• [Data to examine]
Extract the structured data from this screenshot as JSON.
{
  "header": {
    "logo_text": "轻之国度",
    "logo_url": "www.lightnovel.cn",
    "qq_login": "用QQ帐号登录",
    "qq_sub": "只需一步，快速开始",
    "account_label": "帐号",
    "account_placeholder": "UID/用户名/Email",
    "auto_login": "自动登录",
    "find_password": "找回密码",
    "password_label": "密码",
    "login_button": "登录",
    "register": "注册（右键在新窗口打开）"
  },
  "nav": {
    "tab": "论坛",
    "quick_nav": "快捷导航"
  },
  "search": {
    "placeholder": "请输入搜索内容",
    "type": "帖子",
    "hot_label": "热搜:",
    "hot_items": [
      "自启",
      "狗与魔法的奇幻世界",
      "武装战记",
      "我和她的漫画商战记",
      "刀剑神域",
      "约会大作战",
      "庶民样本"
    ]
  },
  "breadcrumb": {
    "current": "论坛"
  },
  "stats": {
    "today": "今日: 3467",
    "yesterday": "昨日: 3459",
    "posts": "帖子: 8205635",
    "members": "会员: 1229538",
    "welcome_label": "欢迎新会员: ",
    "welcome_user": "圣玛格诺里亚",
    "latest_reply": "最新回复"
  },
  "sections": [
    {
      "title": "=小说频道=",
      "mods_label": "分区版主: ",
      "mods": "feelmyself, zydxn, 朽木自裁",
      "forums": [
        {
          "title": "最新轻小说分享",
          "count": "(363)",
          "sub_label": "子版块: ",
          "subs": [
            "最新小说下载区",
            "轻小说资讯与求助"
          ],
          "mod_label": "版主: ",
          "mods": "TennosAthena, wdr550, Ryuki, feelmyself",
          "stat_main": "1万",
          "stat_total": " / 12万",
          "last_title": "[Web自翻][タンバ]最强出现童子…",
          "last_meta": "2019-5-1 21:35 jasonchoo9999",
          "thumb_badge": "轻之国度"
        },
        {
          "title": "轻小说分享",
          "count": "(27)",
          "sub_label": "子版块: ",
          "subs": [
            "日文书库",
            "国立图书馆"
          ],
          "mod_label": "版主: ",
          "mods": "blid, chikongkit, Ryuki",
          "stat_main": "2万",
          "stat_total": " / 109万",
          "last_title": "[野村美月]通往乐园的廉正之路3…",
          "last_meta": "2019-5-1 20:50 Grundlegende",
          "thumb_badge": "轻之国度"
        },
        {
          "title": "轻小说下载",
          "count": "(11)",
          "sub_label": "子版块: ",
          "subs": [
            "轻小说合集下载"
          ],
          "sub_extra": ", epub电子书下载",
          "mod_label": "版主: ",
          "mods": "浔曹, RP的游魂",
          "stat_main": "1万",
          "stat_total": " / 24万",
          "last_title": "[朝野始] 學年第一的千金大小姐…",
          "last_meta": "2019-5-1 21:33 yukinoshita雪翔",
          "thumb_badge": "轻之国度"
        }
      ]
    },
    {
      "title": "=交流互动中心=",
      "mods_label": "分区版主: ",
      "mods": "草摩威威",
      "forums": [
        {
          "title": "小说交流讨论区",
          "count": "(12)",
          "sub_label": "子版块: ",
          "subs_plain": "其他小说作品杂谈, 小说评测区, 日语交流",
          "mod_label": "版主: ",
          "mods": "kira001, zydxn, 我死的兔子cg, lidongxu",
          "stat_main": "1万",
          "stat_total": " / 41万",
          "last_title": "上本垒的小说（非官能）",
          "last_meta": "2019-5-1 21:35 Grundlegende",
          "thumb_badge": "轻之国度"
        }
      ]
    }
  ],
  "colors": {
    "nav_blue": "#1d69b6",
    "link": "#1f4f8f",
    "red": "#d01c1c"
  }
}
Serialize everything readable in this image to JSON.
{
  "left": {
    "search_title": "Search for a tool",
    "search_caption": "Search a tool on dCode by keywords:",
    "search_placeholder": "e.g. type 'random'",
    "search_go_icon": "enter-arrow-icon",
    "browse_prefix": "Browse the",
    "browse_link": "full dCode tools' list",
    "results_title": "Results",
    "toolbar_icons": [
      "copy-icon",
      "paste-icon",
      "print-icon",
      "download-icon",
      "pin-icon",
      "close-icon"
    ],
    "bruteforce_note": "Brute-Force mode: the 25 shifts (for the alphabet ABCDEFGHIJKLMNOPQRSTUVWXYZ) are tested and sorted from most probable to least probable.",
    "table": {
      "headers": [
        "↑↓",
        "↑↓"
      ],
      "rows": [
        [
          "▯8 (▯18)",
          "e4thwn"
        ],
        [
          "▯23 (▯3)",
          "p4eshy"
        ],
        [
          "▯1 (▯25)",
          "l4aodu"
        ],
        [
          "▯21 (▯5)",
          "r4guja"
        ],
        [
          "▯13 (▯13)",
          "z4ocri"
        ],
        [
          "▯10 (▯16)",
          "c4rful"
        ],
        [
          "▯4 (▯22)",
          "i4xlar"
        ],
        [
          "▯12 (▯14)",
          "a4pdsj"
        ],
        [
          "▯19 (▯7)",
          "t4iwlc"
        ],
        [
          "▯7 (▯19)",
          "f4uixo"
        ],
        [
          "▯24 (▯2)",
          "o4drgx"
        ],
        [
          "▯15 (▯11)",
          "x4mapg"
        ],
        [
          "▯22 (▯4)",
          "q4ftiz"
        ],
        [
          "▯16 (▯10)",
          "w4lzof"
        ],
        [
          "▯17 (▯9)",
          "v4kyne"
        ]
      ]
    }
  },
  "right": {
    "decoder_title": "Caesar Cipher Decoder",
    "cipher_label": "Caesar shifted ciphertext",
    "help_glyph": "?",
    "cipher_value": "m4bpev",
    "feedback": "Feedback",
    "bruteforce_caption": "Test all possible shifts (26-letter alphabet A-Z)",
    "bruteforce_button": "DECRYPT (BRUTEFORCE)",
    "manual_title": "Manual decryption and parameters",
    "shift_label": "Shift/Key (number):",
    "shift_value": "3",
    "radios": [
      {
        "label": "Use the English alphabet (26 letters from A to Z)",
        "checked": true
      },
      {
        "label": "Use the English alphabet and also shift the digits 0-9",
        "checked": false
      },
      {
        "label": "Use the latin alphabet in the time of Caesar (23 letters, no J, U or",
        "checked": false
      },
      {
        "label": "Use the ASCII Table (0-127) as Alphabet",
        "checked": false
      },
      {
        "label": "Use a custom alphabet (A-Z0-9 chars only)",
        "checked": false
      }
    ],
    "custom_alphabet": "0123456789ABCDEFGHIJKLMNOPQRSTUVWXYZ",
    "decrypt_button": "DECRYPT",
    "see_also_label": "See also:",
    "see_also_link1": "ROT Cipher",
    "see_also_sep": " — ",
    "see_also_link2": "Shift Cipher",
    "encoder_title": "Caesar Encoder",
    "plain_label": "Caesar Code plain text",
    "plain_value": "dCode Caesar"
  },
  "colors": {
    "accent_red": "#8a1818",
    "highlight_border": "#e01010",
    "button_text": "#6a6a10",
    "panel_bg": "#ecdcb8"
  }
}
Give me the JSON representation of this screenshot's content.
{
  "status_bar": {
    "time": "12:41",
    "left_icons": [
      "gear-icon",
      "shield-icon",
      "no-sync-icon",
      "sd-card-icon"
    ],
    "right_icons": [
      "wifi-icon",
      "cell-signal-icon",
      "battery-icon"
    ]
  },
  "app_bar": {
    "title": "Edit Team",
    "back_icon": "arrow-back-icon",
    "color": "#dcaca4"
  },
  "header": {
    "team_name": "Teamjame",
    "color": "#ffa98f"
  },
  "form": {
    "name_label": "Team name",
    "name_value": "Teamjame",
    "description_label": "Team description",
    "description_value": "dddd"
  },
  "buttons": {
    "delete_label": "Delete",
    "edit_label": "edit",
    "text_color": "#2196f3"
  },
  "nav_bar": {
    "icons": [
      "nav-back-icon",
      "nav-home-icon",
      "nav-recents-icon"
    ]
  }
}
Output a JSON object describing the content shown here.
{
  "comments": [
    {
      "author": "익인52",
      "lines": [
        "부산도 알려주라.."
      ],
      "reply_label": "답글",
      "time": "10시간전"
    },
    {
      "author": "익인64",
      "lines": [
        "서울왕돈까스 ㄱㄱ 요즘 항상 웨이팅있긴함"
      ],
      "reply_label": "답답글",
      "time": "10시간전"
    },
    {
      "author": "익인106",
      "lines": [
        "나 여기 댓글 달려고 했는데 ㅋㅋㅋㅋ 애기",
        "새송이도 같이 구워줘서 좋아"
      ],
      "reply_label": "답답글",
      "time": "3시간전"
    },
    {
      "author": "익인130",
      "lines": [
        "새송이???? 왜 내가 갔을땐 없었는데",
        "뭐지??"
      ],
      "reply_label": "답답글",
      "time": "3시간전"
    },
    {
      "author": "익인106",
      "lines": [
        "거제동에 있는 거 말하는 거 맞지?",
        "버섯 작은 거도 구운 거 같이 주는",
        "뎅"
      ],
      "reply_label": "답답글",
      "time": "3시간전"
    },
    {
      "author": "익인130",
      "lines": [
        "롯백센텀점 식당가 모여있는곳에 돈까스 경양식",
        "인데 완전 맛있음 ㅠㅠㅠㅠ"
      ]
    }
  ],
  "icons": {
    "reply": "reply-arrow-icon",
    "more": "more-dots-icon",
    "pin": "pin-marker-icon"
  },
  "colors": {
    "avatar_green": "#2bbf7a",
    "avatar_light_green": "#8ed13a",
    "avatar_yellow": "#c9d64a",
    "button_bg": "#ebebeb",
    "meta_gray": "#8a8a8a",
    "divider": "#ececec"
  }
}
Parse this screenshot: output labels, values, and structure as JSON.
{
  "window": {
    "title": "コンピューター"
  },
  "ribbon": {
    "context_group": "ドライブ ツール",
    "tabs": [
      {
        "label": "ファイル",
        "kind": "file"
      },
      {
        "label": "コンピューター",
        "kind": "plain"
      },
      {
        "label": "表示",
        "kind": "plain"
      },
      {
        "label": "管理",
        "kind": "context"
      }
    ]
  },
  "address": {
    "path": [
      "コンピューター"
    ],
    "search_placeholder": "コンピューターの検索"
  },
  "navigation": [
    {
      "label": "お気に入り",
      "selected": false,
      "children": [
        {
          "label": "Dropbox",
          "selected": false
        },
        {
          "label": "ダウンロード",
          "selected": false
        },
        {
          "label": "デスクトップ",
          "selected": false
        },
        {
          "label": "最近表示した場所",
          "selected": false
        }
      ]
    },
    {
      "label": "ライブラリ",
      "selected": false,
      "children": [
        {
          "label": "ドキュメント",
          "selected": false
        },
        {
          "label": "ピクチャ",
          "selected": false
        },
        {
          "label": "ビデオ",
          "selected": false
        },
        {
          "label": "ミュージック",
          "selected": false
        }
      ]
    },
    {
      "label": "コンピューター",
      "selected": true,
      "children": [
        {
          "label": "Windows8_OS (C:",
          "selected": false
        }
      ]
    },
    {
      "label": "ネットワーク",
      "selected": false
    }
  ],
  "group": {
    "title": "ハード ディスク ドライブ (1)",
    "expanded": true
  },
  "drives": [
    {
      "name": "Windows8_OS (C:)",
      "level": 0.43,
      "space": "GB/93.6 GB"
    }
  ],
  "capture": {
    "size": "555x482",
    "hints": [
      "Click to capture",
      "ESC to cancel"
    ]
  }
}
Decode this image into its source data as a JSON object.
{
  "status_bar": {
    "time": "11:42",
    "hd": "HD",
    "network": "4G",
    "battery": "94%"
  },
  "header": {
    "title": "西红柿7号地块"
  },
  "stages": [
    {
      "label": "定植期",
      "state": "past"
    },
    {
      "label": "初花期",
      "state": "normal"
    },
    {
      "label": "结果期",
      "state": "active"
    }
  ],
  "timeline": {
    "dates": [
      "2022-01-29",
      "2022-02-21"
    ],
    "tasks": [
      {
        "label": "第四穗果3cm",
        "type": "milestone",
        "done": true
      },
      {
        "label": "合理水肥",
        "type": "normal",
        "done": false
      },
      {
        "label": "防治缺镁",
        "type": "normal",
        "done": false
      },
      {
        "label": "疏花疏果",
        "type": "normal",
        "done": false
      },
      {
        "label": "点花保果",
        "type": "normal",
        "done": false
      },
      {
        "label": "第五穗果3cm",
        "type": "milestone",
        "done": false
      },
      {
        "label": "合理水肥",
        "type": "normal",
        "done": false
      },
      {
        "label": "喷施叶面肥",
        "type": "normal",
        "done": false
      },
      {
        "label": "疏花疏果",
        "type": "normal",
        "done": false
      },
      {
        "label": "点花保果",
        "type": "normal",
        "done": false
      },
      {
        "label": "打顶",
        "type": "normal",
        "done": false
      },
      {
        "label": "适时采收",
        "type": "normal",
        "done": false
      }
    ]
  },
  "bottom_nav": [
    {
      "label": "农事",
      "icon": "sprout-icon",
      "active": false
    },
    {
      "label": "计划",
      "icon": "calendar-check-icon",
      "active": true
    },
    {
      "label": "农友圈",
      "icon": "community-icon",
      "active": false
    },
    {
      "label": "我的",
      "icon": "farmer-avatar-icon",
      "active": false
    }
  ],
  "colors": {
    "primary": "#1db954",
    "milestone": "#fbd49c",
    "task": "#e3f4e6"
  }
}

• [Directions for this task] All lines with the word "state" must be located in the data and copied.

• [Written answer]
      "state": "past"
      "state": "normal"
      "state": "active"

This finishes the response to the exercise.